▸ **Exercise**: Go over the data and work out how many lines include the word "screenshot". Give that number only.
────────────────
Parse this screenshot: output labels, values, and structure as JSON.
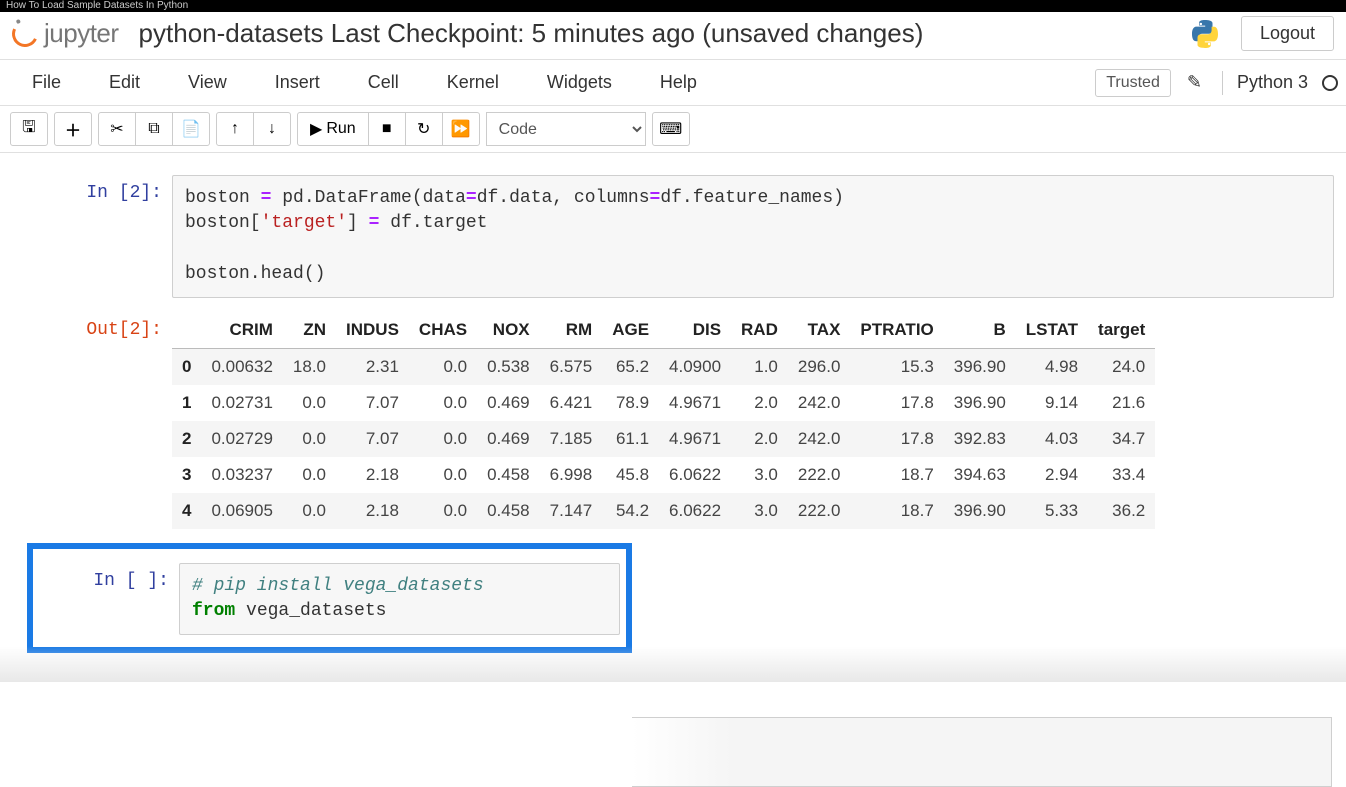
{
  "window_title": "How To Load Sample Datasets In Python",
  "logo_text": "jupyter",
  "notebook_title": "python-datasets Last Checkpoint: 5 minutes ago  (unsaved changes)",
  "logout": "Logout",
  "menu": {
    "file": "File",
    "edit": "Edit",
    "view": "View",
    "insert": "Insert",
    "cell": "Cell",
    "kernel": "Kernel",
    "widgets": "Widgets",
    "help": "Help"
  },
  "trusted": "Trusted",
  "kernel_name": "Python 3",
  "toolbar": {
    "run": "Run",
    "celltype": "Code"
  },
  "cells": {
    "in2_prompt": "In [2]:",
    "in2_line1a": "boston ",
    "in2_line1b": "= pd.DataFrame(data=df.data, columns=df.feature_names)",
    "in2_line2a": "boston[",
    "in2_line2b": "'target'",
    "in2_line2c": "] = df.target",
    "in2_line3": "",
    "in2_line4": "boston.head()",
    "out2_prompt": "Out[2]:",
    "in3_prompt": "In [ ]:",
    "in3_line1": "# pip install vega_datasets",
    "in3_line2a": "from",
    "in3_line2b": " vega_datasets"
  },
  "chart_data": {
    "type": "table",
    "columns": [
      "CRIM",
      "ZN",
      "INDUS",
      "CHAS",
      "NOX",
      "RM",
      "AGE",
      "DIS",
      "RAD",
      "TAX",
      "PTRATIO",
      "B",
      "LSTAT",
      "target"
    ],
    "index": [
      "0",
      "1",
      "2",
      "3",
      "4"
    ],
    "rows": [
      [
        "0.00632",
        "18.0",
        "2.31",
        "0.0",
        "0.538",
        "6.575",
        "65.2",
        "4.0900",
        "1.0",
        "296.0",
        "15.3",
        "396.90",
        "4.98",
        "24.0"
      ],
      [
        "0.02731",
        "0.0",
        "7.07",
        "0.0",
        "0.469",
        "6.421",
        "78.9",
        "4.9671",
        "2.0",
        "242.0",
        "17.8",
        "396.90",
        "9.14",
        "21.6"
      ],
      [
        "0.02729",
        "0.0",
        "7.07",
        "0.0",
        "0.469",
        "7.185",
        "61.1",
        "4.9671",
        "2.0",
        "242.0",
        "17.8",
        "392.83",
        "4.03",
        "34.7"
      ],
      [
        "0.03237",
        "0.0",
        "2.18",
        "0.0",
        "0.458",
        "6.998",
        "45.8",
        "6.0622",
        "3.0",
        "222.0",
        "18.7",
        "394.63",
        "2.94",
        "33.4"
      ],
      [
        "0.06905",
        "0.0",
        "2.18",
        "0.0",
        "0.458",
        "7.147",
        "54.2",
        "6.0622",
        "3.0",
        "222.0",
        "18.7",
        "396.90",
        "5.33",
        "36.2"
      ]
    ]
  }
}
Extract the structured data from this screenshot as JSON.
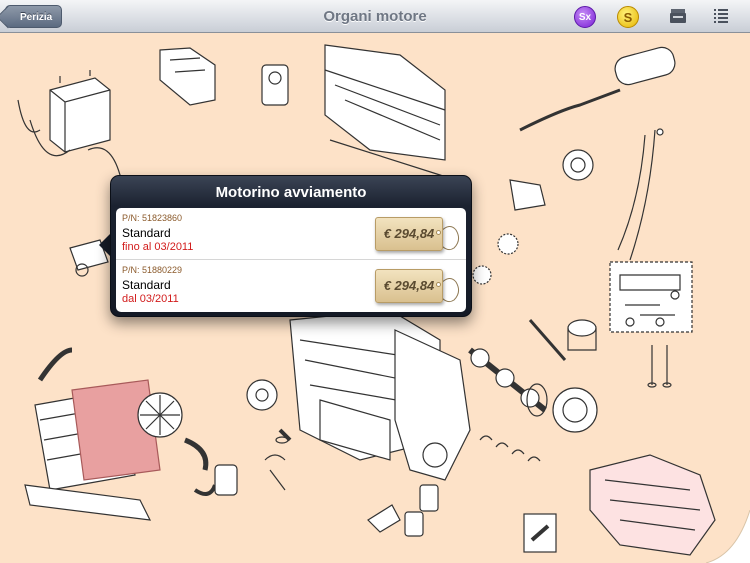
{
  "navbar": {
    "back_label": "Perizia",
    "title": "Organi motore",
    "sx_label": "Sx",
    "coin_label": "S"
  },
  "popover": {
    "title": "Motorino avviamento",
    "rows": [
      {
        "pn": "P/N: 51823860",
        "description": "Standard",
        "validity": "fino al 03/2011",
        "price": "€ 294,84"
      },
      {
        "pn": "P/N: 51880229",
        "description": "Standard",
        "validity": "dal 03/2011",
        "price": "€ 294,84"
      }
    ]
  },
  "colors": {
    "background": "#fde2c8",
    "sx_badge": "#7a1fd6",
    "coin_badge": "#e6b400",
    "validity_text": "#d21c1c",
    "part_number": "#8b5a2b"
  },
  "icons": [
    "back-chevron",
    "sx-icon",
    "coin-icon",
    "tray-icon",
    "menu-icon"
  ]
}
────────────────
▸ **Your solution**: 2